In its statement it blamed army intelligence for fueling a war against Islamists that only benefits “Christians and Jews.”
Mid-90s Gallic nuclear testing is blamed for mutating a native iguana species of Tahiti.
After Bear's demise last March, newly retired CEO Jimmy Cayne blamed Goldman Sachs, among others, for hastening its death.
And no single product, they rightly point out, can be blamed for our health troubles.
In several other tweets, the McCanns themselves are blamed for causing the death of the woman who allegedly harassed them.
As they had praised Brigitte for her conduct in the past, so they blamed her now.
Not a blamed thing but a lot of stubs in a check-book, and a little fat.
Thats a blamed injudicious question to ask, but you shall have an answer.
The men I had to deal with were more to be pitied than blamed.
The old raft rid kinder loose, however, an' we blamed up an' down the fellers ez had pinned her together to the Falls.

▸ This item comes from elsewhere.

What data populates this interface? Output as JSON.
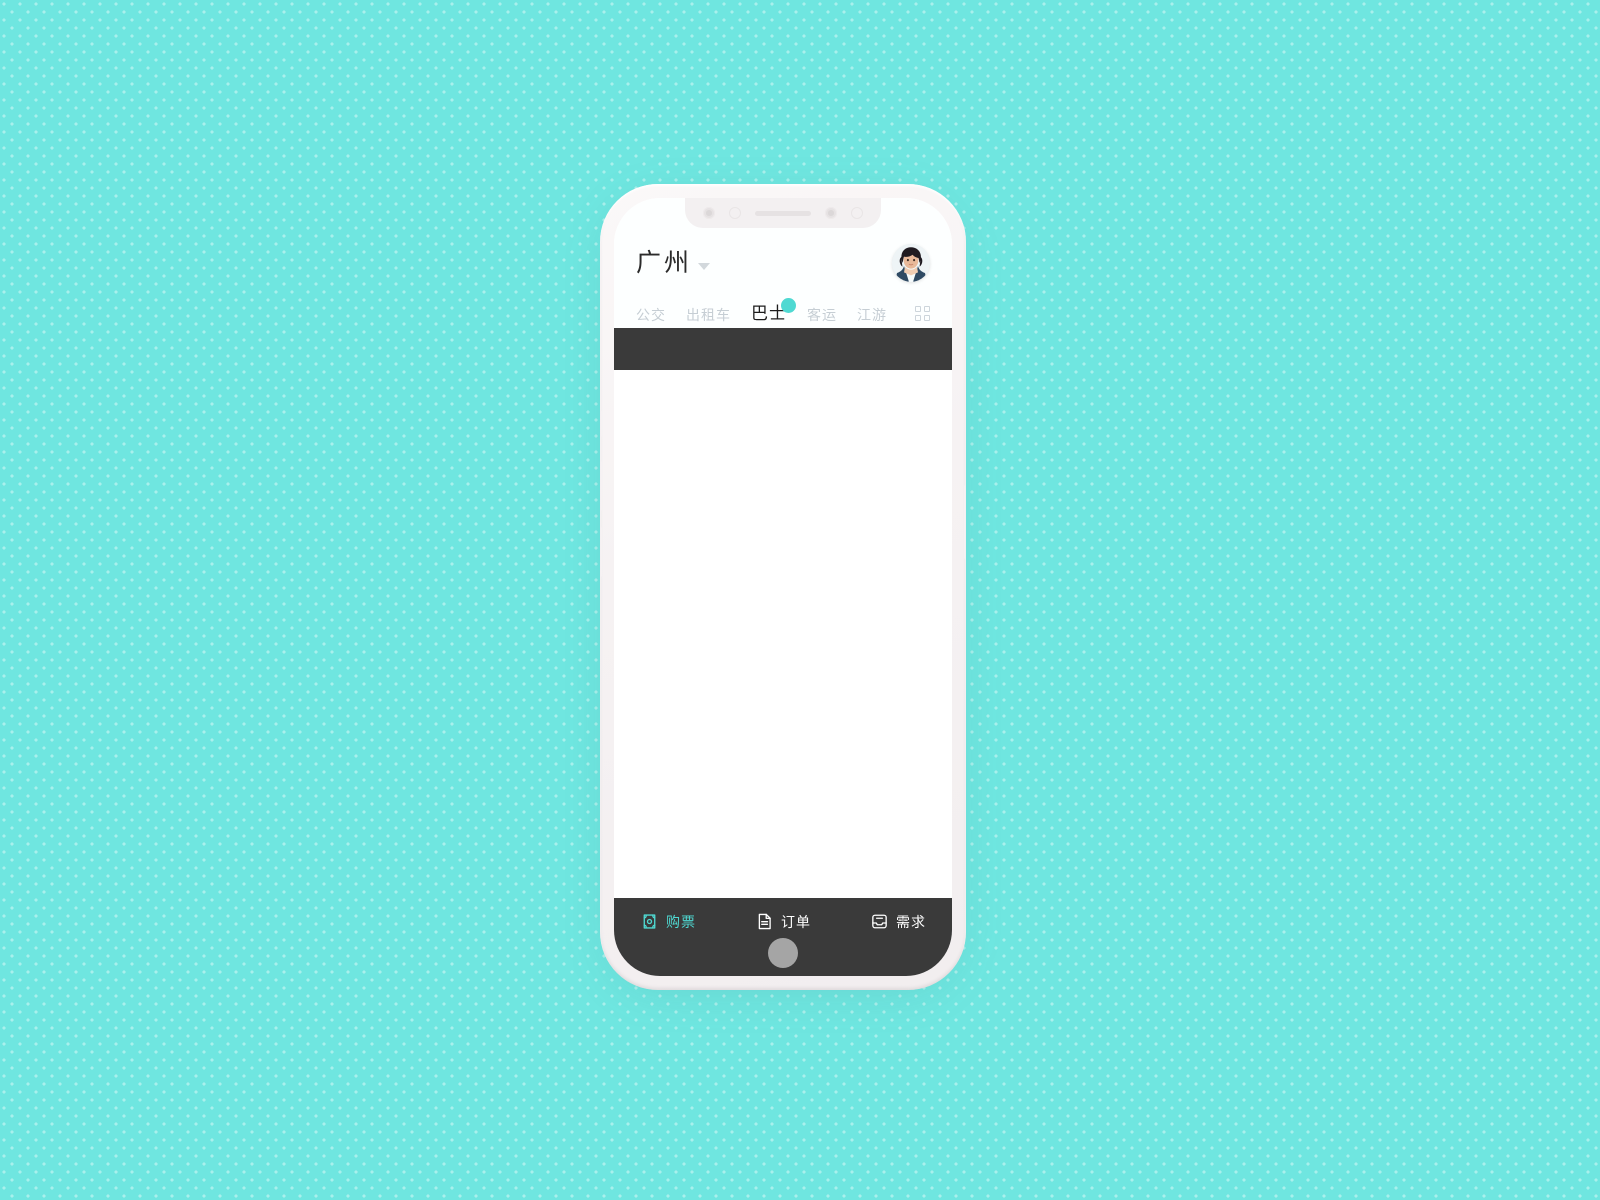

"confoundedly" 1833, later also as an adjective, from past participle of blame (v.), as a "euphemistic evasion of the horrible word damn." [Bartlett, "Dictionary of Americanisms," 1848].
This adjective 'blamed' is the virtuous oath by which simple people, who are improving their habits, cure themselves of a stronger epithet. [Edward Everett Hale, "If, Yes, and Perhaps," 1868]Cf. also blamenation (1837) as an expletive. The imprecation blame me is attested from 1830.
c.1200, "find fault with;" c.1300, "lay blame on," from Old French blasmer (12c., Modern French blâmer) "to rebuke, reprimand, condemn, criticize," from Vulgar Latin *blastemare, from Late Latin blasphemare "revile, reproach" (see blaspheme). Replaced Old English witan with long "i." Related: Blamed; blaming.
early 13c., from Old French blasme "blame, reproach; condemnation," a back-formation from blasmer (see blame (v.)).